- Opening Delimiter -
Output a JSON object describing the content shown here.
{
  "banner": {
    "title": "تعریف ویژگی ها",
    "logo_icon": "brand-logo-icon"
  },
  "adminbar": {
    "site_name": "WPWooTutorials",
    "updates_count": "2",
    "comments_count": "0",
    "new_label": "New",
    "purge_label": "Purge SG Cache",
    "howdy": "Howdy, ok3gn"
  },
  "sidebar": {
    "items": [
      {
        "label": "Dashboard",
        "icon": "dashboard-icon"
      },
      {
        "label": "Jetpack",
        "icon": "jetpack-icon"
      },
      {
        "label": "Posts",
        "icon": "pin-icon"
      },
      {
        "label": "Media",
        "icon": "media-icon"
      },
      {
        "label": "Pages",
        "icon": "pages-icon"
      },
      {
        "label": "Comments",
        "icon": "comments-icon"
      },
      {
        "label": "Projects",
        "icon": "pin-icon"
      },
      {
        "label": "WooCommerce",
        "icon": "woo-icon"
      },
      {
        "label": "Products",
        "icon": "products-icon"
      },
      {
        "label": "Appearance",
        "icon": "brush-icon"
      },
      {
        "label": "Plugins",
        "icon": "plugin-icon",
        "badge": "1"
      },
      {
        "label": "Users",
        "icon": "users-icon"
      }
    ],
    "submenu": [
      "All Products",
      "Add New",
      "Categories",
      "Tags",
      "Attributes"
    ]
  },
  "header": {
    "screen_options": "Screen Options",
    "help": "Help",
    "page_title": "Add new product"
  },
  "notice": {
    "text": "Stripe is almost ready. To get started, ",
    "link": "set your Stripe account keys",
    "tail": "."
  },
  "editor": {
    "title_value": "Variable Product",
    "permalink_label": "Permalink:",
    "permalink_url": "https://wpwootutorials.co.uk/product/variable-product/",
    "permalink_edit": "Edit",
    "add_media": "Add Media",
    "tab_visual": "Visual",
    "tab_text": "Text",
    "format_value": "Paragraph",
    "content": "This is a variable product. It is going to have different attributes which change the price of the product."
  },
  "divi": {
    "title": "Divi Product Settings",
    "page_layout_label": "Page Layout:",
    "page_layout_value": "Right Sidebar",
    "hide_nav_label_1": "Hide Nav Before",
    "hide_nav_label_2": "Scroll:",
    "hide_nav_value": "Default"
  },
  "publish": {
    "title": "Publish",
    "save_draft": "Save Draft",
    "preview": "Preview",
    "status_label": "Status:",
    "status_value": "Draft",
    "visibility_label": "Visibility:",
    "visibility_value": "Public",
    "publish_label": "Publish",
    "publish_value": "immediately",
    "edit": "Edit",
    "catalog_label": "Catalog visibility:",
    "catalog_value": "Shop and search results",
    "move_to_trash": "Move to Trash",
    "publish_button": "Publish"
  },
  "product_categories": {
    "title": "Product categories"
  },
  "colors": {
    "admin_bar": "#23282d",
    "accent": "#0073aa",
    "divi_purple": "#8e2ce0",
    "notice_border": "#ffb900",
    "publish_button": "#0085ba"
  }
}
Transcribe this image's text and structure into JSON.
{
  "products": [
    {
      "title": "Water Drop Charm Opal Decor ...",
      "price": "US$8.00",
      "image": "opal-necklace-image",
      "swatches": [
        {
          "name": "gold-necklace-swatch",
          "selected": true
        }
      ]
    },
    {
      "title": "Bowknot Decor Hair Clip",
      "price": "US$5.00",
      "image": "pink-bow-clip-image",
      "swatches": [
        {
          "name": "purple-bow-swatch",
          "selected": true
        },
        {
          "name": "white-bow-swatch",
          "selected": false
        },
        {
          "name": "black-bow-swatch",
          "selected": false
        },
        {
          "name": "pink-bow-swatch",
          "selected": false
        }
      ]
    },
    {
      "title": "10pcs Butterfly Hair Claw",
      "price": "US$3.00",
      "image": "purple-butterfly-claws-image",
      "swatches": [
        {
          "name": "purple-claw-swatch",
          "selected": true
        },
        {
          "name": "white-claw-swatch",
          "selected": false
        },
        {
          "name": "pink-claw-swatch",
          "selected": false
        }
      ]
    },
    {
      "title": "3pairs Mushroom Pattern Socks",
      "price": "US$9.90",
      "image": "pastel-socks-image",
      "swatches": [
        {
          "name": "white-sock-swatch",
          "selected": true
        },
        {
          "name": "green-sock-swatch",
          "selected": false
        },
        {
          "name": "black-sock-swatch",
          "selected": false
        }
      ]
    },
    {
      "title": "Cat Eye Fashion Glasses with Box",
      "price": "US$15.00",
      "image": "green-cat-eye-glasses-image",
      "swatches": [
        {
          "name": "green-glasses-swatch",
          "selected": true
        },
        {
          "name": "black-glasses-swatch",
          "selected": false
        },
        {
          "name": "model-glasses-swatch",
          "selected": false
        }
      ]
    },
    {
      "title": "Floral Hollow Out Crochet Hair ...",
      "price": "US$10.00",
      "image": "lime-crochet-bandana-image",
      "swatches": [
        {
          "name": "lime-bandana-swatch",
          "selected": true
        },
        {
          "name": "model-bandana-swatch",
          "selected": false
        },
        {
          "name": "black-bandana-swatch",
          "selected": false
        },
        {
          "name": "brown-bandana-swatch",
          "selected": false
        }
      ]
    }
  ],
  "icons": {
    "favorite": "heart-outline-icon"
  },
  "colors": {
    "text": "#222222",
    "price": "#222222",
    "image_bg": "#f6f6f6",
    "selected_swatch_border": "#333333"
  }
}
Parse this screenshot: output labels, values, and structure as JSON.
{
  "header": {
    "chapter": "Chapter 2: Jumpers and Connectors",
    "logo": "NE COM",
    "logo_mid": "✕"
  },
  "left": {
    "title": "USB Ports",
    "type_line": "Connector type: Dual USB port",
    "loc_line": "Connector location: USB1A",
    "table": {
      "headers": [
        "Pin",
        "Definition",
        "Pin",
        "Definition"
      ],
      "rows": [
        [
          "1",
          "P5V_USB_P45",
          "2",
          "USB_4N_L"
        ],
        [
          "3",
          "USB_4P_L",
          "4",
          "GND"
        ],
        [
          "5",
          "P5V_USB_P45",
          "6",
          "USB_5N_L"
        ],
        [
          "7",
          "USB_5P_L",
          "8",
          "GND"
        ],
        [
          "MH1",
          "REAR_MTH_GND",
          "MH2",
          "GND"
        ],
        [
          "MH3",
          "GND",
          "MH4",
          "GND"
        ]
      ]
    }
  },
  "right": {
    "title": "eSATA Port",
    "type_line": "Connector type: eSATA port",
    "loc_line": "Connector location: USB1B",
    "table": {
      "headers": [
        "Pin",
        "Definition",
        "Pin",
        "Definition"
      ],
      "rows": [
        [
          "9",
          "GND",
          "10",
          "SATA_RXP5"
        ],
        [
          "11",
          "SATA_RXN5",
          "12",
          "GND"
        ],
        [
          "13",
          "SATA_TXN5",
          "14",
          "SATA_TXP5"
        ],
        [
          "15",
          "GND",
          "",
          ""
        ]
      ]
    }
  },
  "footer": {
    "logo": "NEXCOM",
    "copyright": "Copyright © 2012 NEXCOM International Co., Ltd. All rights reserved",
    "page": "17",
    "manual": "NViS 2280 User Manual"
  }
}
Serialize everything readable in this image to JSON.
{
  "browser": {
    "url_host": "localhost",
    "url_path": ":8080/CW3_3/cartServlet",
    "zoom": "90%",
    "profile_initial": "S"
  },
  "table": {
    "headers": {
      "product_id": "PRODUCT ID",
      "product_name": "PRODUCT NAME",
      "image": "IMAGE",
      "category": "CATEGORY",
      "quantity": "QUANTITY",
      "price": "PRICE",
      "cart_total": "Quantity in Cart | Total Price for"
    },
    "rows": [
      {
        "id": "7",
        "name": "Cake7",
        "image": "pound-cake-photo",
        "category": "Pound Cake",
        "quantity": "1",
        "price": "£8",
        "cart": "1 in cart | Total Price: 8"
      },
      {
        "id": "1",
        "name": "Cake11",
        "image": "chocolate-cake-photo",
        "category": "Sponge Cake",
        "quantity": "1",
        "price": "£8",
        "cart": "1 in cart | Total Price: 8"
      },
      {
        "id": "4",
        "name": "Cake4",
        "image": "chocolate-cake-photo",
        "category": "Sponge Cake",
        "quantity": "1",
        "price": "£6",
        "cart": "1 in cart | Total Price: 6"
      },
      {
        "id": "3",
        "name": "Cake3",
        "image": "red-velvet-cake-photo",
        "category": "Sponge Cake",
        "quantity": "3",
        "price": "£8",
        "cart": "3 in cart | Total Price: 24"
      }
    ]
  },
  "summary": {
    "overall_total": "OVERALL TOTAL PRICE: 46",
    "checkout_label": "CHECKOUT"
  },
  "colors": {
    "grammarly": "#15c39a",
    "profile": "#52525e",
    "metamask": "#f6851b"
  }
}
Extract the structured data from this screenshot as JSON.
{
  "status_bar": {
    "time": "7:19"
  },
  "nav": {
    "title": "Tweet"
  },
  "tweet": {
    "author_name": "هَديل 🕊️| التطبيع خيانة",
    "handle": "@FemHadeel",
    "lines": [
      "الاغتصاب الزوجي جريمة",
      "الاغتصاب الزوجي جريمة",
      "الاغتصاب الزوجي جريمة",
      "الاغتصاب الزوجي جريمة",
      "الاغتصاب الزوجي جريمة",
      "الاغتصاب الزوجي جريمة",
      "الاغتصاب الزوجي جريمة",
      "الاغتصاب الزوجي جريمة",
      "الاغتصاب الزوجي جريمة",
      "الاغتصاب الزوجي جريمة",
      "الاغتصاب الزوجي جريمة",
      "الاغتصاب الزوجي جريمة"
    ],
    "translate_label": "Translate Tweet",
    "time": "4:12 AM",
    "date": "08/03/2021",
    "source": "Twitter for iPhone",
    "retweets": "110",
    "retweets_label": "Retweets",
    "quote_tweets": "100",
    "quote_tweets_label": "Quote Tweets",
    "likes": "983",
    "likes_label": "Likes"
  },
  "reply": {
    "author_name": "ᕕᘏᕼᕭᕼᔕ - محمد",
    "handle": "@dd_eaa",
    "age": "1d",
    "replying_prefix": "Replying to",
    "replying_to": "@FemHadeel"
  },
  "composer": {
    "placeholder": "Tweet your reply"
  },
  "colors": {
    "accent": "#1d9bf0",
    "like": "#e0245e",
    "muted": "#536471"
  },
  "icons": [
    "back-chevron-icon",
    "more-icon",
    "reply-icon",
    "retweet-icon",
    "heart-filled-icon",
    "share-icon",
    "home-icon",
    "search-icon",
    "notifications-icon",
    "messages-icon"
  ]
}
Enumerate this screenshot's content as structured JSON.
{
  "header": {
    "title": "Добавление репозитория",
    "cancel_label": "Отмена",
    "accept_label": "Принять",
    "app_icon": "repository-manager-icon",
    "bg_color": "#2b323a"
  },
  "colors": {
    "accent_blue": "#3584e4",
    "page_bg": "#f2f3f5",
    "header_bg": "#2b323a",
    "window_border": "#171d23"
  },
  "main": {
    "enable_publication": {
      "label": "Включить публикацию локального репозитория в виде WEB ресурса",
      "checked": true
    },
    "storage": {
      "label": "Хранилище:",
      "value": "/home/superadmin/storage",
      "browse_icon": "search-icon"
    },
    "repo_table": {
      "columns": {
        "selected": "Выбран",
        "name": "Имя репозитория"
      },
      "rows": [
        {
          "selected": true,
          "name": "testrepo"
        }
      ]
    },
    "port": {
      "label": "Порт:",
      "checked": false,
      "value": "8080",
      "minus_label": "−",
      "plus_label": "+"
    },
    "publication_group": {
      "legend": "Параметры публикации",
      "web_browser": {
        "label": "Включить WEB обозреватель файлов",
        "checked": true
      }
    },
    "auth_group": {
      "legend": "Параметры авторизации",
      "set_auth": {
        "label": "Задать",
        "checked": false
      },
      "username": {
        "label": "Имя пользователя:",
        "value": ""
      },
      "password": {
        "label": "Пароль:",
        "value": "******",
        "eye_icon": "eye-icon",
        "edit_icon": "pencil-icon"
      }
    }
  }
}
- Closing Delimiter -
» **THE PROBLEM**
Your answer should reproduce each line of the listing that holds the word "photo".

» **TASK RESULT**
        "image": "pound-cake-photo",
        "image": "chocolate-cake-photo",
        "image": "chocolate-cake-photo",
        "image": "red-velvet-cake-photo",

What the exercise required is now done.